Reviewed by DAVID VINEYARD:
BLOWING WILD. Warner Brothers, 1953. Gary Cooper, Barbara Stanwyck, Anthony Quinn, Ruth Roman, Ward Bond, Ian MacDonald. Screenplay by Philip Yordan. Directed by Hugo Fregonese.
The spicy pulp and paperback original spirit lives in this adventure film/soap opera with a few noirish touches.
The setting is somewhere in Central America in what was then contemporary times. Jeffrey Dawson (Gary Cooper) and Dutch (Ward Bond) are wildcat oilmen whose lease is destroyed by bandits leaving them to hitchhike back to civilization looking for work. Along the way they meet a tough smart but vulnerable girl (Ruth Roman) of a type not unusual in adventure fiction — good girl, but not a fanatic about it — and get cheated out of money owed them for delivering nitro to a well through bandit country by a four-flusher (Ian MacDonald).
Dutch is wounded and Jeff needs money, meaning he has to turn to old pal Paco Conway (Anthony Quinn) who the two encountered earlier, but turning to Paco, now a successful oilman, is the last thing Jeff wants to do because Paco is married to Marina (Barbara Stanwyck) who Jeff once loved, and Marina is bad news, twisted, destructive, promiscuous, and sick to death of her husband. Both she and Roman’s character might have crawled out of any Gold Medal paperback of the era full blown.
To say Marina has a thing for Jeff is putting it mildly, Marina is a female jaguar in heat, and just about as dangerous to all involved. There is enough wattage in the scene where she comes to Jeff’s bedroom and he turns a lamp on her in the doorway like a spotlight to power a small town for a week, although it is all underplayed, and fully clothed.
Stanwyck was unsurpassed at portraying female lust with just a smoldering look and a raspy tone of voice. Just watching her, and remembering the heat she and Cooper engendered back in Ball of Fire and Meet John Doe, you fear for Cooper’s characters virtue — however tarnished and shopworn it may be.
Paco, meanwhile, has troubles, a wife who doesn’t love him and who, along with his success, has caused him to lose his nerve; and, those self same bandits who blew up Jeff and Dutch’s well and now threaten all that Paco owns.
No surprises in this film. It is shot handsomely on location and you get a lot of shots of Stanwyck whipping her galloping horse in various states of sexual frustration to the Frankie Laine theme song from Dimitri Tiomkin, plenty of the patented Stanwyck look of passionate fires just barely tamped down enough not to escape, and, of course, also Stanwyck flaring whenever crossed by her husband or Jeff. At times you half to expect her to throw herself off the screen and sexually assault the nearest man.
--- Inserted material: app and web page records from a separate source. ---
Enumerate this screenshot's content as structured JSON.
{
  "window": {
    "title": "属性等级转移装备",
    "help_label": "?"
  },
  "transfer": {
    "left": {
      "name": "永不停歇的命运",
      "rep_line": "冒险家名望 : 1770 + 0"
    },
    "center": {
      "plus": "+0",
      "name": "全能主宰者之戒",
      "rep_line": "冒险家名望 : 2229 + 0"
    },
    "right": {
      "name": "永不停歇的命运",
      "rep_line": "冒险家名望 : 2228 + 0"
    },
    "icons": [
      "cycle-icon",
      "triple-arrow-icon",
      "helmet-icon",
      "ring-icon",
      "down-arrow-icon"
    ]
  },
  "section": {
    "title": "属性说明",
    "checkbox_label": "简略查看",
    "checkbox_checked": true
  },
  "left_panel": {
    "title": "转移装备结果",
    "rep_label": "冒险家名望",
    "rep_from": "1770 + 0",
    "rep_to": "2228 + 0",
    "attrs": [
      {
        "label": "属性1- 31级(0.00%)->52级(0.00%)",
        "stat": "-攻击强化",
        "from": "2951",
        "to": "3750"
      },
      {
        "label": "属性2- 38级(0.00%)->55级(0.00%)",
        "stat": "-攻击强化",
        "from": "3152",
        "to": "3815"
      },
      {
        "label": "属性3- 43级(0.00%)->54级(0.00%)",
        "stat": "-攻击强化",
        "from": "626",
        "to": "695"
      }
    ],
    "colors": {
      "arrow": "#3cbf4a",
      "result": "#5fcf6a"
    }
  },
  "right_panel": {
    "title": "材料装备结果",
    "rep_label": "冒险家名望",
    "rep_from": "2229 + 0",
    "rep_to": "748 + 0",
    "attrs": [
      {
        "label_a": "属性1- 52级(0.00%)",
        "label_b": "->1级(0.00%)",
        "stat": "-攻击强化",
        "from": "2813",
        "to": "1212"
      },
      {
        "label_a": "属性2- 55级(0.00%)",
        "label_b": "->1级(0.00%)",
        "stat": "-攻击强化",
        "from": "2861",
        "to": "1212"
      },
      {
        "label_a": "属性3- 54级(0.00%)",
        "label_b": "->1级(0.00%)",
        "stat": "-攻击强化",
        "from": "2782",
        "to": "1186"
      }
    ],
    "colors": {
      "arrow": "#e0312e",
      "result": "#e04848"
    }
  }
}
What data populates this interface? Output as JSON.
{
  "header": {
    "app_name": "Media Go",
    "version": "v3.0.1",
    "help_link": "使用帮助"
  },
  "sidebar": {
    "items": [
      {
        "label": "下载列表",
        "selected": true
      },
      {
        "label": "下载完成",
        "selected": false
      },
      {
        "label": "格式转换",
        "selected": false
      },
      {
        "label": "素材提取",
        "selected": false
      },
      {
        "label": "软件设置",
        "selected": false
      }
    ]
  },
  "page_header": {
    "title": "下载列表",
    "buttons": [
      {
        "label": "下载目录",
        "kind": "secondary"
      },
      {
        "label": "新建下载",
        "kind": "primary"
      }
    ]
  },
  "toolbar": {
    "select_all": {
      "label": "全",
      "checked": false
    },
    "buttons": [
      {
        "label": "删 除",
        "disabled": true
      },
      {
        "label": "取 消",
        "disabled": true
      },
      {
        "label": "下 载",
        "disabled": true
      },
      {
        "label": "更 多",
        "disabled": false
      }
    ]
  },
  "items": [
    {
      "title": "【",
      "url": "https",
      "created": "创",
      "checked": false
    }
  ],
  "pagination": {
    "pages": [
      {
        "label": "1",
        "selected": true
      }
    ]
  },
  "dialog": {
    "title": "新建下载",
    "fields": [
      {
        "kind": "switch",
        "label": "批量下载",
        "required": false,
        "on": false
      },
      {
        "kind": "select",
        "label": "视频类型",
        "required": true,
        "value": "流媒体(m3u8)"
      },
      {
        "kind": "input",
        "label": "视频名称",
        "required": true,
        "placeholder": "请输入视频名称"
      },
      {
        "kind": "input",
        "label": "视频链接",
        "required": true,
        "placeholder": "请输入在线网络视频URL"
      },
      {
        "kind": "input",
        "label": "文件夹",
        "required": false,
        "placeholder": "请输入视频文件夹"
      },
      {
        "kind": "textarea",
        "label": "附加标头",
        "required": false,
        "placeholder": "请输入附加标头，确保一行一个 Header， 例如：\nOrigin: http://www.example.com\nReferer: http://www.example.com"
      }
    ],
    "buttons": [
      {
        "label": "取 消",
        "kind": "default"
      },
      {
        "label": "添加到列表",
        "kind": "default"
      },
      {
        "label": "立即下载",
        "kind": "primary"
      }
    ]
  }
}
You know going in there will have to be a shootout with the bandits and that Stanwyck won’t long put up with Paco in the way of her passion for Jeff, that Paco will finally interpret those hot long looks Marina gives Jeff and react violently, and just as certainly the pump jack in the courtyard of their hacienda, that was the first well Paco hit it big with and the noise from which drives Marina mad, is going to play a role in how both their marriage and their lives end.
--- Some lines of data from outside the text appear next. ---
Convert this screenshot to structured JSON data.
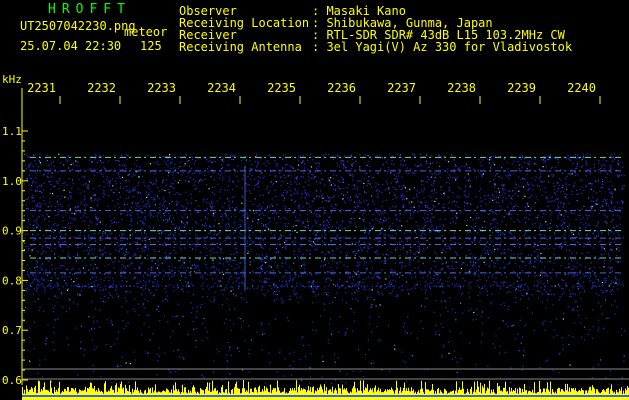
{
  "header": {
    "brand": "HROFFT",
    "filename": "UT2507042230.png",
    "mode": "meteor",
    "datetime": "25.07.04 22:30",
    "count": "125",
    "info": [
      {
        "label": "Observer",
        "value": ": Masaki Kano"
      },
      {
        "label": "Receiving Location",
        "value": ": Shibukawa, Gunma, Japan"
      },
      {
        "label": "Receiver",
        "value": ": RTL-SDR SDR# 43dB L15 103.2MHz CW"
      },
      {
        "label": "Receiving Antenna",
        "value": ": 3el Yagi(V) Az 330 for Vladivostok"
      }
    ]
  },
  "plot": {
    "y_unit": "kHz",
    "y_ticks": [
      "1.1",
      "1.0",
      "0.9",
      "0.8",
      "0.7",
      "0.6"
    ],
    "x_ticks": [
      "2231",
      "2232",
      "2233",
      "2234",
      "2235",
      "2236",
      "2237",
      "2238",
      "2239",
      "2240"
    ],
    "colors": {
      "text": "#ffff00",
      "brand": "#00ff00",
      "noise": "#1a2fd0",
      "signal": "#7dffd0",
      "bottom_bar": "#ffff00"
    }
  }
}
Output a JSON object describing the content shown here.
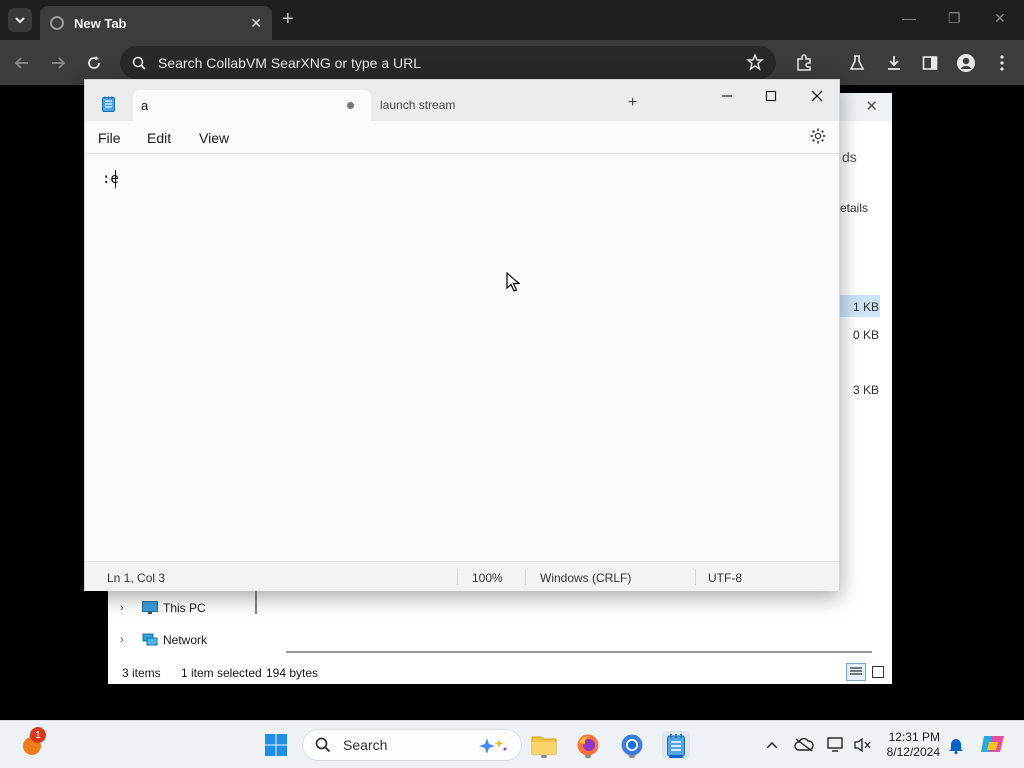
{
  "chrome": {
    "tab_title": "New Tab",
    "omnibox_placeholder": "Search CollabVM SearXNG or type a URL"
  },
  "explorer": {
    "right_fragments": [
      "ds",
      "etails",
      "1 KB",
      "0 KB",
      "3 KB"
    ],
    "sidebar": [
      {
        "label": "This PC",
        "icon": "monitor-icon"
      },
      {
        "label": "Network",
        "icon": "network-icon"
      }
    ],
    "status": {
      "items_count": "3 items",
      "selected": "1 item selected",
      "size": "194 bytes"
    }
  },
  "notepad": {
    "tabs": [
      {
        "label": "a",
        "active": true,
        "unsaved": true
      },
      {
        "label": "launch stream",
        "active": false
      }
    ],
    "menu": [
      "File",
      "Edit",
      "View"
    ],
    "content": ":e",
    "status": {
      "position": "Ln 1, Col 3",
      "zoom": "100%",
      "line_ending": "Windows (CRLF)",
      "encoding": "UTF-8"
    }
  },
  "taskbar": {
    "search_label": "Search",
    "widget_badge": "1",
    "time": "12:31 PM",
    "date": "8/12/2024",
    "accent": "#0a63c9"
  }
}
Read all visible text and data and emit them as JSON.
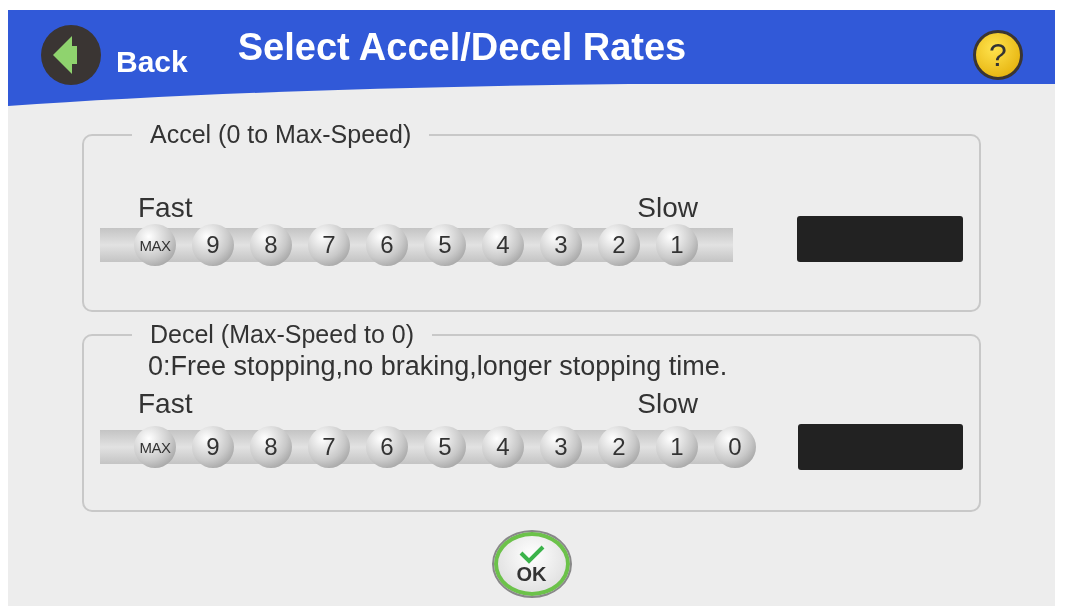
{
  "header": {
    "back_label": "Back",
    "title": "Select Accel/Decel Rates",
    "help_label": "?"
  },
  "sections": [
    {
      "title": "Accel (0 to Max-Speed)",
      "fast_label": "Fast",
      "slow_label": "Slow",
      "rates": [
        "MAX",
        "9",
        "8",
        "7",
        "6",
        "5",
        "4",
        "3",
        "2",
        "1"
      ]
    },
    {
      "title": "Decel (Max-Speed to 0)",
      "note": "0:Free stopping,no braking,longer stopping time.",
      "fast_label": "Fast",
      "slow_label": "Slow",
      "rates": [
        "MAX",
        "9",
        "8",
        "7",
        "6",
        "5",
        "4",
        "3",
        "2",
        "1",
        "0"
      ]
    }
  ],
  "ok_label": "OK"
}
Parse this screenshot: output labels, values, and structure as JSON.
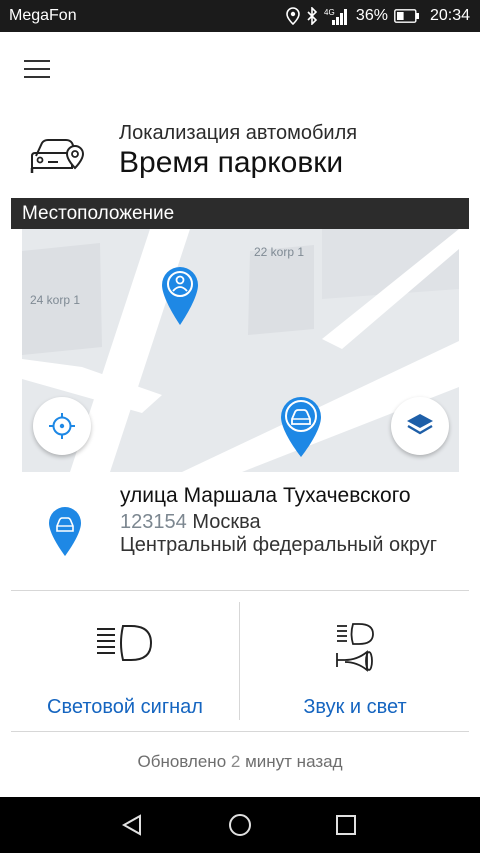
{
  "status_bar": {
    "carrier": "MegaFon",
    "network": "4G",
    "battery": "36%",
    "time": "20:34",
    "icons": [
      "location-icon",
      "bluetooth-icon",
      "signal-icon",
      "battery-icon"
    ]
  },
  "header": {
    "subtitle": "Локализация автомобиля",
    "title": "Время парковки",
    "icon": "car-location-icon"
  },
  "section": {
    "title": "Местоположение"
  },
  "map": {
    "labels": [
      "22 korp 1",
      "24 korp 1"
    ],
    "user_pin": "user-pin-icon",
    "car_pin": "car-pin-icon",
    "locate_button": "crosshair-icon",
    "layers_button": "layers-icon",
    "pin_color": "#1e88e5"
  },
  "address": {
    "street": "улица Маршала Тухачевского",
    "postcode": "123154",
    "city": "Москва",
    "region": "Центральный федеральный округ"
  },
  "actions": [
    {
      "label": "Световой сигнал",
      "icon": "headlight-icon"
    },
    {
      "label": "Звук и свет",
      "icon": "horn-light-icon"
    }
  ],
  "updated": {
    "prefix": "Обновлено",
    "number": "2",
    "suffix": "минут назад"
  },
  "accent_color": "#1565c0"
}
Having spent part of my youth with an oilman father and grandfather, I can testify to how annoying a pump jack in the yard can be, even if it is pumping your family’s money from the ground. Blowing Wild is a bit closer to oil field reality than most. At least it got a few details right, and God knows I knew enough men like Jeff, Dutch, and Paco in my youth, and no few women like Stanwyck’s Marina or Roman’s character around them if they didn’t quite look like their Hollywood counterparts or have Philip Yordan writing their sharp innuendo laden dialogue.
Even Ian MacDonald’s four flushing cheat is true enough to life. The oil business may be one of the few industries in the world as colorful as its publicity. at least it was then.
Blowing Wild is professionally done, tightly directed, and with an impeccable cast. It is pulp dressed up with a touch of Freud and Kraft-Ebling and a slight noir glaze, but it is well done for all that, diverting, and just about any film with that cast, screenwriter, and director would hold me for at least the running time.
Granted it is almost done in semaphore, the obvious nature of every scene telegraphed well before it appears. It’s a not-quite Western in an adult mode, more than worth watching, just for Cooper, Stanwyck, and Quinn in my case, and if you can get that Frankie Laine theme song out of your head for a day or two after watching it you are a better man than I. (*)
(*) And yes, I could hear Bosley Crowther, the famous film critic who liked to sum up films in plays on their titles, commenting, Blowing Mild, but honestly it is a perfectly good middling Gold Medal original of a film you will almost certainly enjoy in the right mood.